By Team NSHM | Jun 20, 2019

Yoga: Changing lives and lifestyles

An ancient way of a life or a health fad? Yoga seems to have a widespread reputation as both. But unlike crossfit or pilates, it seems to have lasted a few millennia, spreading across the world in various forms. The term ‘yoga’ simply means ‘to join’, in this case yogic practices which focus on either melding or separation of the mind and soul.

There are various kinds of yoga depending on their stream and time-period. These are:

  • Pre-Classical Yoga: Focuses on melding of the mind and soul, and includes aspects of both Hinduism and Buddhism.
  • Classical Yoga: Characterized by the principles of The Yoga Sutra and its Eightfold Path, it focuses on the separation of the mind and the body in order to cleanse the soul.
  • Post-Classical Yoga: This applies the principles and methods of ancient yoga to the modern-day lifestyles and values. It involves a five-point system that includes diet alongside different kinds of Asanas and meditation.

While the different eras of yoga have given rise to a standard followed in the modern age, different streams of yoga are prevalent in today’s time:

  • Bhakti Yoga: Primary focus lies on the spiritual aspect of yoga; hence it is less physically intensive. It is for those pursuing spirituality as the ultimate goal through the medium of yoga.
  • Karma Yoga: Based on concepts of disciplined action/movement, Karma Yoga is about changing ones naturally self-centered attitudes and learning to be one with the universe’s processes.
  • Jnana Yoga: Jnana Yoga follows the Four Pillars of Knowledge. Its objective is to combine the physical with the mind and soul.
  • Raja Yoga: Focused on achieving mental control, Raja Yoga is for those seek to live a balanced life. It uses meditation and Asanas to help one achieve control over their thoughts.
  • Kriya Yoga: One of the most ancient forms of yoga, Kriya Yoga is utilized in rapid pursuit of worldly detachment. An artform for those seeking an ascetic life, Kriya Yoga is a tool on the path to enlightenment.

Western offshoots like ‘Hot Yoga’ and ‘Beer Yoga’ etc. are modern forms distorting the real study of Yoga. The growing popularity of yoga has turned it into a lifestyle fad for people to follow.
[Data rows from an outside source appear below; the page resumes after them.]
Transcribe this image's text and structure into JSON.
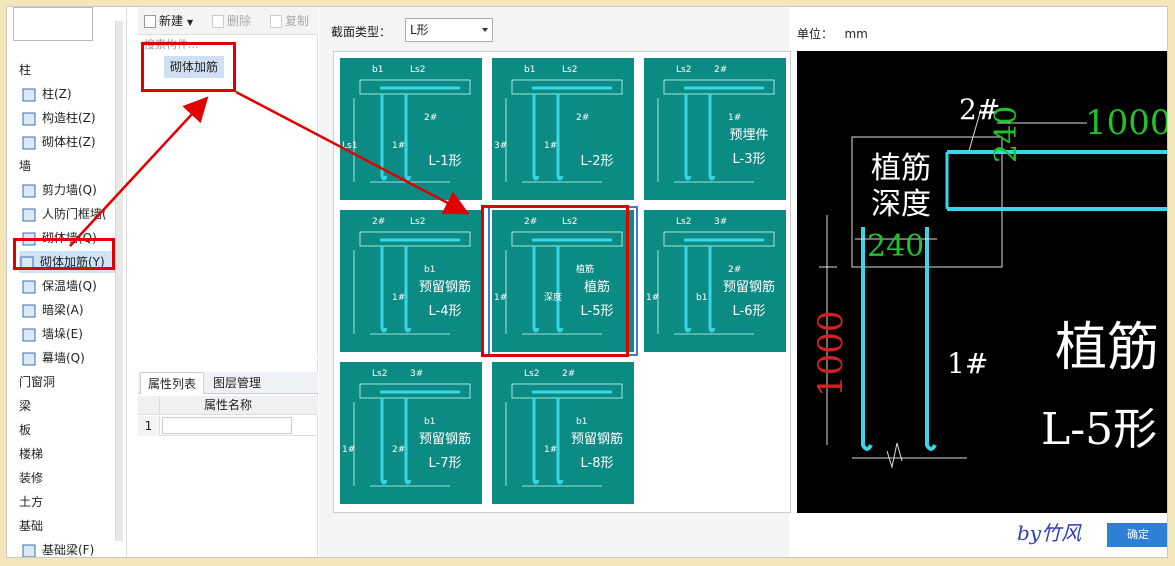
{
  "tree": {
    "items": [
      {
        "label": "柱",
        "kind": "cat"
      },
      {
        "label": "柱(Z)",
        "kind": "leaf",
        "icon": "column-icon"
      },
      {
        "label": "构造柱(Z)",
        "kind": "leaf",
        "icon": "construct-column-icon"
      },
      {
        "label": "砌体柱(Z)",
        "kind": "leaf",
        "icon": "masonry-column-icon"
      },
      {
        "label": "墙",
        "kind": "cat"
      },
      {
        "label": "剪力墙(Q)",
        "kind": "leaf",
        "icon": "shear-wall-icon"
      },
      {
        "label": "人防门框墙(",
        "kind": "leaf",
        "icon": "civil-defense-wall-icon"
      },
      {
        "label": "砌体墙(Q)",
        "kind": "leaf",
        "icon": "masonry-wall-icon"
      },
      {
        "label": "砌体加筋(Y)",
        "kind": "leaf",
        "icon": "masonry-rebar-icon",
        "selected": true
      },
      {
        "label": "保温墙(Q)",
        "kind": "leaf",
        "icon": "insulation-wall-icon"
      },
      {
        "label": "暗梁(A)",
        "kind": "leaf",
        "icon": "hidden-beam-icon"
      },
      {
        "label": "墙垛(E)",
        "kind": "leaf",
        "icon": "wall-pier-icon"
      },
      {
        "label": "幕墙(Q)",
        "kind": "leaf",
        "icon": "curtain-wall-icon"
      },
      {
        "label": "门窗洞",
        "kind": "cat"
      },
      {
        "label": "梁",
        "kind": "cat"
      },
      {
        "label": "板",
        "kind": "cat"
      },
      {
        "label": "楼梯",
        "kind": "cat"
      },
      {
        "label": "装修",
        "kind": "cat"
      },
      {
        "label": "土方",
        "kind": "cat"
      },
      {
        "label": "基础",
        "kind": "cat"
      },
      {
        "label": "基础梁(F)",
        "kind": "leaf",
        "icon": "foundation-beam-icon"
      }
    ]
  },
  "toolbar": {
    "new_label": "新建",
    "delete_label": "删除",
    "copy_label": "复制"
  },
  "component": {
    "search_placeholder": "搜索构件...",
    "item": "砌体加筋"
  },
  "props": {
    "tab1": "属性列表",
    "tab2": "图层管理",
    "col_name": "属性名称",
    "row1": "1"
  },
  "section": {
    "type_label": "截面类型：",
    "type_value": "L形",
    "unit_label": "单位：",
    "unit_value": "mm",
    "thumbs": [
      {
        "name": "L-1",
        "lines": [
          "L-1形"
        ],
        "dims": [
          "b1",
          "Ls2",
          "2#",
          "1#",
          "Ls1"
        ]
      },
      {
        "name": "L-2",
        "lines": [
          "L-2形"
        ],
        "dims": [
          "b1",
          "Ls2",
          "2#",
          "1#",
          "3#"
        ]
      },
      {
        "name": "L-3",
        "lines": [
          "预埋件",
          "L-3形"
        ],
        "dims": [
          "Ls2",
          "2#",
          "1#"
        ]
      },
      {
        "name": "L-4",
        "lines": [
          "预留钢筋",
          "L-4形"
        ],
        "dims": [
          "2#",
          "Ls2",
          "b1",
          "1#"
        ]
      },
      {
        "name": "L-5",
        "lines": [
          "植筋",
          "L-5形"
        ],
        "dims": [
          "2#",
          "Ls2",
          "植筋",
          "深度",
          "1#"
        ]
      },
      {
        "name": "L-6",
        "lines": [
          "预留钢筋",
          "L-6形"
        ],
        "dims": [
          "Ls2",
          "3#",
          "2#",
          "b1",
          "1#"
        ]
      },
      {
        "name": "L-7",
        "lines": [
          "预留钢筋",
          "L-7形"
        ],
        "dims": [
          "Ls2",
          "3#",
          "b1",
          "2#",
          "1#"
        ]
      },
      {
        "name": "L-8",
        "lines": [
          "预留钢筋",
          "L-8形"
        ],
        "dims": [
          "Ls2",
          "2#",
          "b1",
          "1#"
        ]
      }
    ]
  },
  "preview": {
    "top_bar": "2#",
    "top_len": "1000",
    "depth_l1": "植筋",
    "depth_l2": "深度",
    "vert_dim": "240",
    "horiz_dim": "240",
    "left_len": "1000",
    "vert_bar": "1#",
    "title1": "植筋",
    "title2": "L-5形"
  },
  "ok_label": "确定",
  "signature": "by竹风",
  "colors": {
    "teal": "#0c8b85",
    "rebar": "#38d7e8",
    "green": "#22c22a",
    "red": "#d42020",
    "annot": "#e00000"
  }
}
But real yoga is a serious field of study. These days, owing to the natural healing benefits it is being touted as a means of improving health in a holistic manner.

  • Increased flexibility & improved athletic performance: Helps keep the joints flexible for a healthier life and keep off chronic ailments. Ideal for people of all ages and even sportspersons.
  • Increased muscle strength & weight management: Helps improve muscle memory to keep body’s agility and strength intact. Repeated practice helps shed off excess weight.
  • Improved circulation and vitality: Based on the simple technique of breathing and channelizing energy this leads to improving immunity and youthfulness in our body. This goes a great deal in preventing injuries.
  • Balances metabolism: Food and digestion is well monitored with breathing techniques and improved circulation that comes with yoga asana.

All this makes it apparent that yoga needs proper training and hence proper trainers. Closer home B.Sc. and M.Sc. programs in yoga are now becoming popular, as not only does this field require more professionals with a deeper understanding of the subject, but also because qualified researchers are required in this field as well to help it evolve into a truly bigger and better branch of health and wellness. At NSHM Knowledge Campus we have identified the need for having proper degree courses to ensure that Yoga reaches everyone in the best possible way for overall development. Know more about our courses here and